Task to carry out:
Go through the records and show each line where the word "value" occurs.

-*-

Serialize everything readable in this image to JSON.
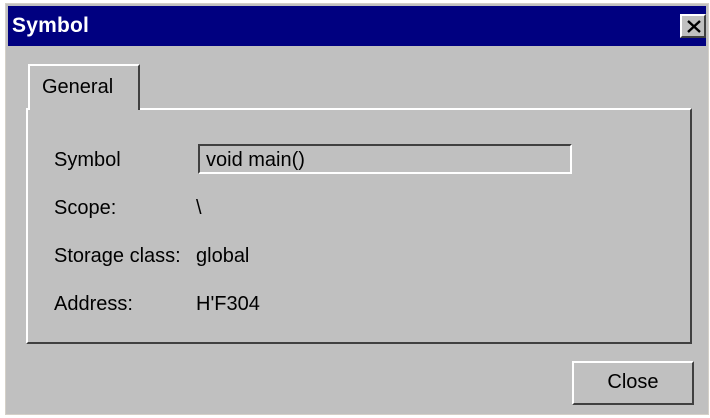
{
  "window": {
    "title": "Symbol"
  },
  "tabs": [
    {
      "label": "General",
      "active": true
    }
  ],
  "fields": {
    "symbol": {
      "label": "Symbol",
      "value": "void main()"
    },
    "scope": {
      "label": "Scope:",
      "value": "\\"
    },
    "storage_class": {
      "label": "Storage class:",
      "value": "global"
    },
    "address": {
      "label": "Address:",
      "value": "H'F304"
    }
  },
  "buttons": {
    "close_label": "Close"
  },
  "icons": {
    "title_close": "close-icon"
  },
  "colors": {
    "titlebar": "#000080",
    "dialog_bg": "#c0c0c0"
  }
}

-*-

Task response:
      "value": "void main()"
      "value": "\\"
      "value": "global"
      "value": "H'F304"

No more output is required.